Work instructions - Look through the data below. Show each line where the string "glyph" occurs.

:: Provided information ::

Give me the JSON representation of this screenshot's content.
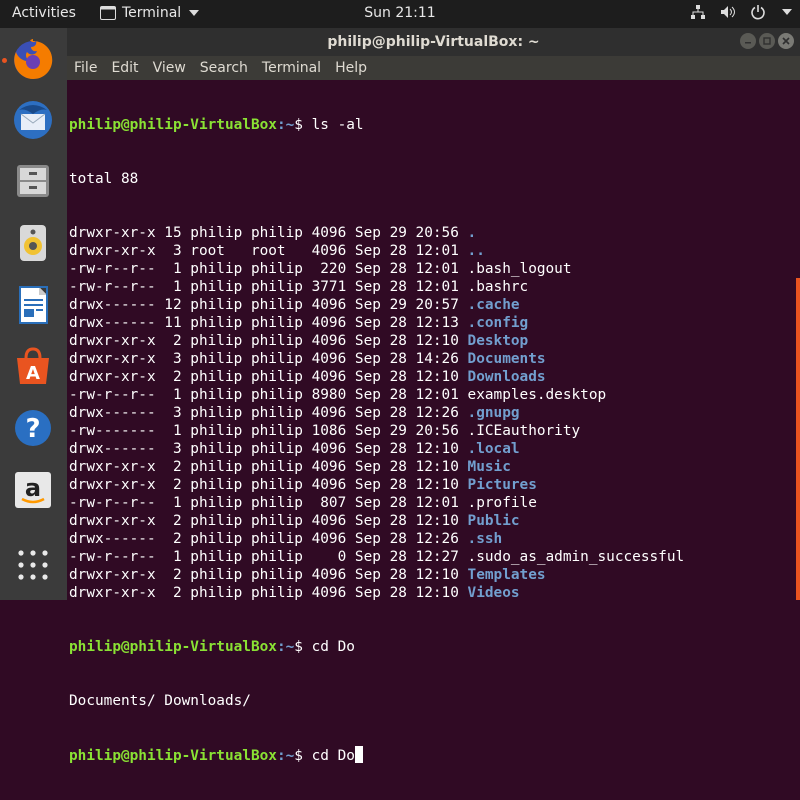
{
  "topbar": {
    "activities": "Activities",
    "app_name": "Terminal",
    "clock": "Sun 21:11"
  },
  "dock": {
    "items": [
      "firefox-icon",
      "thunderbird-icon",
      "files-icon",
      "rhythmbox-icon",
      "writer-icon",
      "software-icon",
      "help-icon",
      "amazon-icon",
      "show-apps-icon"
    ]
  },
  "window": {
    "title": "philip@philip-VirtualBox: ~",
    "menu": [
      "File",
      "Edit",
      "View",
      "Search",
      "Terminal",
      "Help"
    ]
  },
  "terminal": {
    "prompt_user": "philip@philip-VirtualBox",
    "prompt_path": ":~",
    "prompt_sym": "$ ",
    "cmd1": "ls -al",
    "total": "total 88",
    "entries": [
      {
        "info": "drwxr-xr-x 15 philip philip 4096 Sep 29 20:56 ",
        "name": ".",
        "dir": true
      },
      {
        "info": "drwxr-xr-x  3 root   root   4096 Sep 28 12:01 ",
        "name": "..",
        "dir": true
      },
      {
        "info": "-rw-r--r--  1 philip philip  220 Sep 28 12:01 ",
        "name": ".bash_logout",
        "dir": false
      },
      {
        "info": "-rw-r--r--  1 philip philip 3771 Sep 28 12:01 ",
        "name": ".bashrc",
        "dir": false
      },
      {
        "info": "drwx------ 12 philip philip 4096 Sep 29 20:57 ",
        "name": ".cache",
        "dir": true
      },
      {
        "info": "drwx------ 11 philip philip 4096 Sep 28 12:13 ",
        "name": ".config",
        "dir": true
      },
      {
        "info": "drwxr-xr-x  2 philip philip 4096 Sep 28 12:10 ",
        "name": "Desktop",
        "dir": true
      },
      {
        "info": "drwxr-xr-x  3 philip philip 4096 Sep 28 14:26 ",
        "name": "Documents",
        "dir": true
      },
      {
        "info": "drwxr-xr-x  2 philip philip 4096 Sep 28 12:10 ",
        "name": "Downloads",
        "dir": true
      },
      {
        "info": "-rw-r--r--  1 philip philip 8980 Sep 28 12:01 ",
        "name": "examples.desktop",
        "dir": false
      },
      {
        "info": "drwx------  3 philip philip 4096 Sep 28 12:26 ",
        "name": ".gnupg",
        "dir": true
      },
      {
        "info": "-rw-------  1 philip philip 1086 Sep 29 20:56 ",
        "name": ".ICEauthority",
        "dir": false
      },
      {
        "info": "drwx------  3 philip philip 4096 Sep 28 12:10 ",
        "name": ".local",
        "dir": true
      },
      {
        "info": "drwxr-xr-x  2 philip philip 4096 Sep 28 12:10 ",
        "name": "Music",
        "dir": true
      },
      {
        "info": "drwxr-xr-x  2 philip philip 4096 Sep 28 12:10 ",
        "name": "Pictures",
        "dir": true
      },
      {
        "info": "-rw-r--r--  1 philip philip  807 Sep 28 12:01 ",
        "name": ".profile",
        "dir": false
      },
      {
        "info": "drwxr-xr-x  2 philip philip 4096 Sep 28 12:10 ",
        "name": "Public",
        "dir": true
      },
      {
        "info": "drwx------  2 philip philip 4096 Sep 28 12:26 ",
        "name": ".ssh",
        "dir": true
      },
      {
        "info": "-rw-r--r--  1 philip philip    0 Sep 28 12:27 ",
        "name": ".sudo_as_admin_successful",
        "dir": false
      },
      {
        "info": "drwxr-xr-x  2 philip philip 4096 Sep 28 12:10 ",
        "name": "Templates",
        "dir": true
      },
      {
        "info": "drwxr-xr-x  2 philip philip 4096 Sep 28 12:10 ",
        "name": "Videos",
        "dir": true
      }
    ],
    "cmd2": "cd Do",
    "completions": "Documents/ Downloads/",
    "cmd3": "cd Do"
  },
  "colors": {
    "accent": "#e95420",
    "terminal_bg": "#300a24",
    "prompt_user": "#8ae234",
    "prompt_path": "#729fcf",
    "directory": "#729fcf"
  }
}
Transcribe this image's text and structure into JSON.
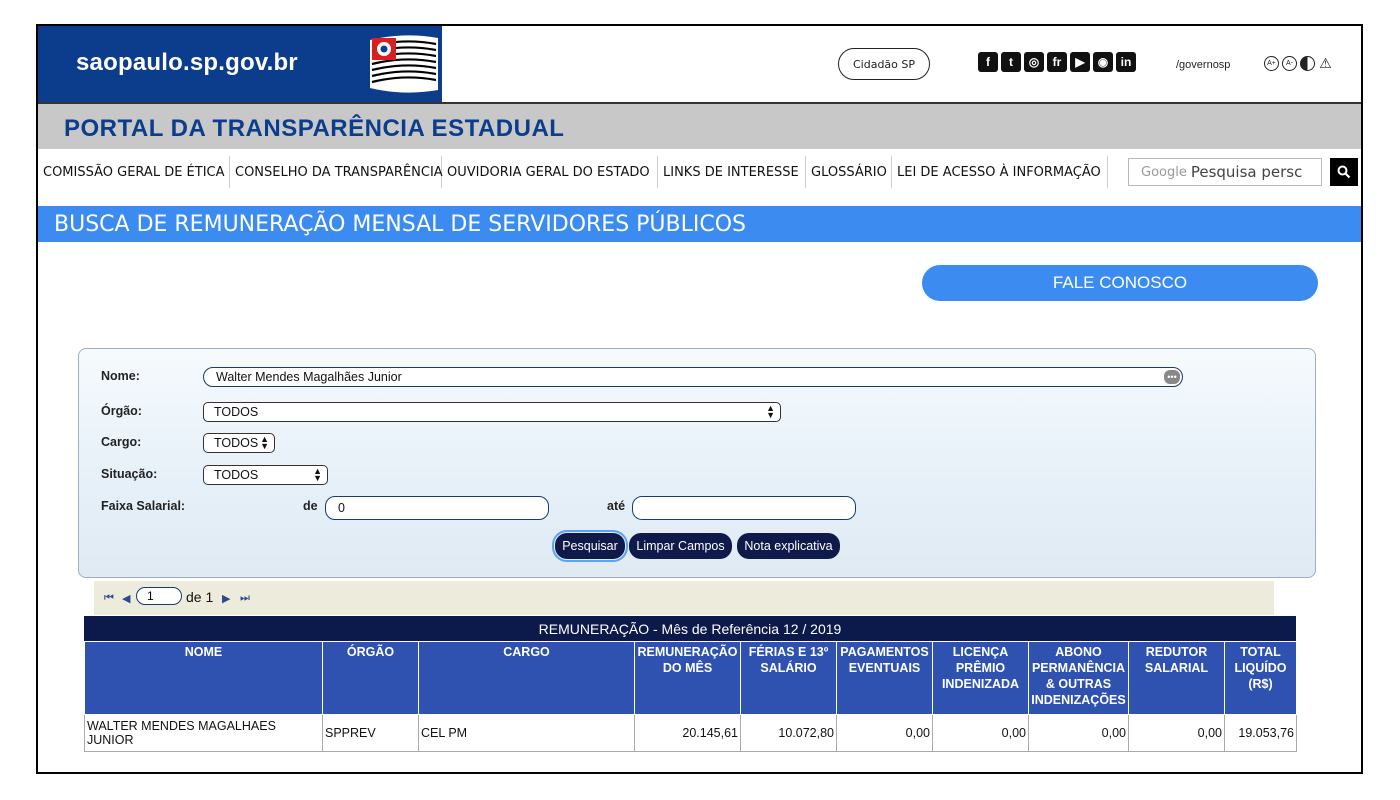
{
  "header": {
    "brand": "saopaulo.sp.gov.br",
    "cidadao_label": "Cidadão SP",
    "social_icons": [
      {
        "name": "facebook-icon",
        "glyph": "f"
      },
      {
        "name": "twitter-icon",
        "glyph": "t"
      },
      {
        "name": "instagram-icon",
        "glyph": "◎"
      },
      {
        "name": "flickr-icon",
        "glyph": "fr"
      },
      {
        "name": "youtube-icon",
        "glyph": "▶"
      },
      {
        "name": "periscope-icon",
        "glyph": "◉"
      },
      {
        "name": "linkedin-icon",
        "glyph": "in"
      }
    ],
    "social_handle": "/governosp",
    "accessibility_icons": [
      "A+",
      "A-",
      "",
      "⚠"
    ]
  },
  "portal": {
    "title": "PORTAL DA TRANSPARÊNCIA ESTADUAL"
  },
  "nav": {
    "items": [
      "COMISSÃO GERAL DE ÉTICA",
      "CONSELHO DA TRANSPARÊNCIA",
      "OUVIDORIA GERAL DO ESTADO",
      "LINKS DE INTERESSE",
      "GLOSSÁRIO",
      "LEI DE ACESSO À INFORMAÇÃO"
    ],
    "search_brand": "Google",
    "search_placeholder": "Pesquisa persc"
  },
  "page": {
    "title": "BUSCA DE REMUNERAÇÃO MENSAL DE SERVIDORES PÚBLICOS",
    "fale_conosco": "FALE CONOSCO"
  },
  "form": {
    "nome_label": "Nome:",
    "nome_value": "Walter Mendes Magalhães Junior",
    "orgao_label": "Órgão:",
    "orgao_value": "TODOS",
    "cargo_label": "Cargo:",
    "cargo_value": "TODOS",
    "situacao_label": "Situação:",
    "situacao_value": "TODOS",
    "faixa_label": "Faixa Salarial:",
    "de_label": "de",
    "de_value": "0",
    "ate_label": "até",
    "ate_value": "",
    "buttons": {
      "pesquisar": "Pesquisar",
      "limpar": "Limpar Campos",
      "nota": "Nota explicativa"
    }
  },
  "pager": {
    "current": "1",
    "total_text": "de 1"
  },
  "table": {
    "caption": "REMUNERAÇÃO - Mês de Referência 12 / 2019",
    "headers": [
      "NOME",
      "ÓRGÃO",
      "CARGO",
      "REMUNERAÇÃO DO MÊS",
      "FÉRIAS E 13º SALÁRIO",
      "PAGAMENTOS EVENTUAIS",
      "LICENÇA PRÊMIO INDENIZADA",
      "ABONO PERMANÊNCIA & OUTRAS INDENIZAÇÕES",
      "REDUTOR SALARIAL",
      "TOTAL LIQUÍDO (R$)"
    ],
    "rows": [
      [
        "WALTER MENDES MAGALHAES JUNIOR",
        "SPPREV",
        "CEL PM",
        "20.145,61",
        "10.072,80",
        "0,00",
        "0,00",
        "0,00",
        "0,00",
        "19.053,76"
      ]
    ]
  }
}
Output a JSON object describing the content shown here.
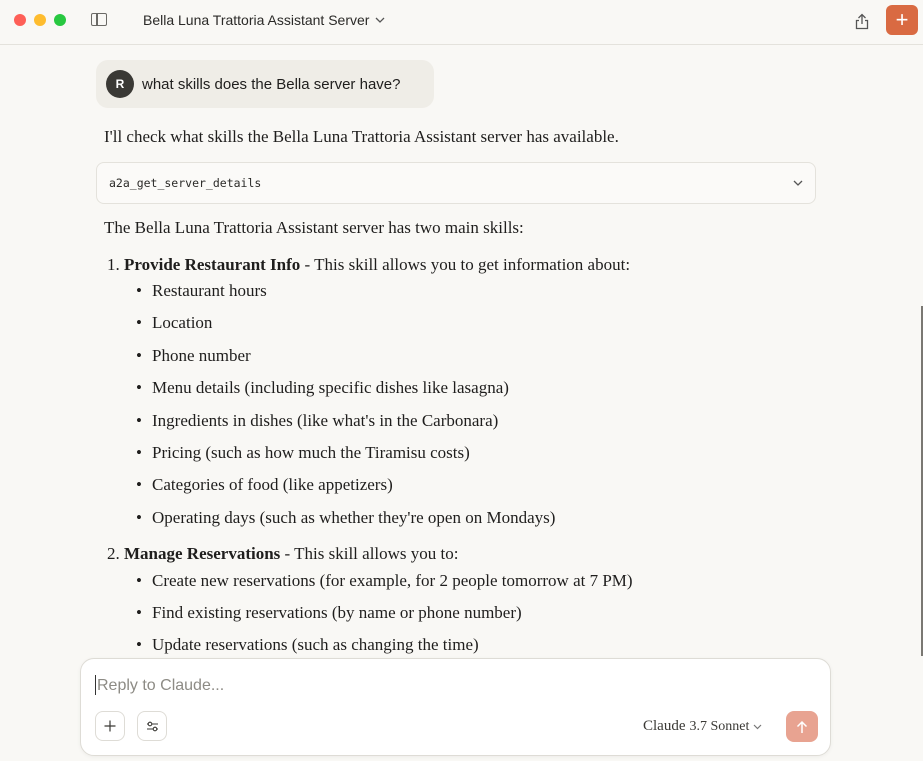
{
  "window": {
    "title": "Bella Luna Trattoria Assistant Server",
    "buttons": {
      "new_chat": "+"
    }
  },
  "user_message": {
    "avatar_initial": "R",
    "text": "what skills does the Bella server have?"
  },
  "assistant": {
    "intro": "I'll check what skills the Bella Luna Trattoria Assistant server has available.",
    "tool_call": "a2a_get_server_details",
    "summary": "The Bella Luna Trattoria Assistant server has two main skills:",
    "skills": [
      {
        "number": "1.",
        "name": "Provide Restaurant Info",
        "desc": " - This skill allows you to get information about:",
        "items": [
          "Restaurant hours",
          "Location",
          "Phone number",
          "Menu details (including specific dishes like lasagna)",
          "Ingredients in dishes (like what's in the Carbonara)",
          "Pricing (such as how much the Tiramisu costs)",
          "Categories of food (like appetizers)",
          "Operating days (such as whether they're open on Mondays)"
        ]
      },
      {
        "number": "2.",
        "name": "Manage Reservations",
        "desc": " - This skill allows you to:",
        "items": [
          "Create new reservations (for example, for 2 people tomorrow at 7 PM)",
          "Find existing reservations (by name or phone number)",
          "Update reservations (such as changing the time)"
        ]
      }
    ]
  },
  "composer": {
    "placeholder": "Reply to Claude...",
    "value": "",
    "model_name": "Claude",
    "model_version": "3.7 Sonnet"
  },
  "colors": {
    "accent": "#d96a42",
    "send_disabled": "#e8a391",
    "background": "#f9f8f5"
  }
}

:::

Response -
        "glyph": "f"
        "glyph": "t"
        "glyph": "◎"
        "glyph": "fr"
        "glyph": "▶"
        "glyph": "◉"
        "glyph": "in"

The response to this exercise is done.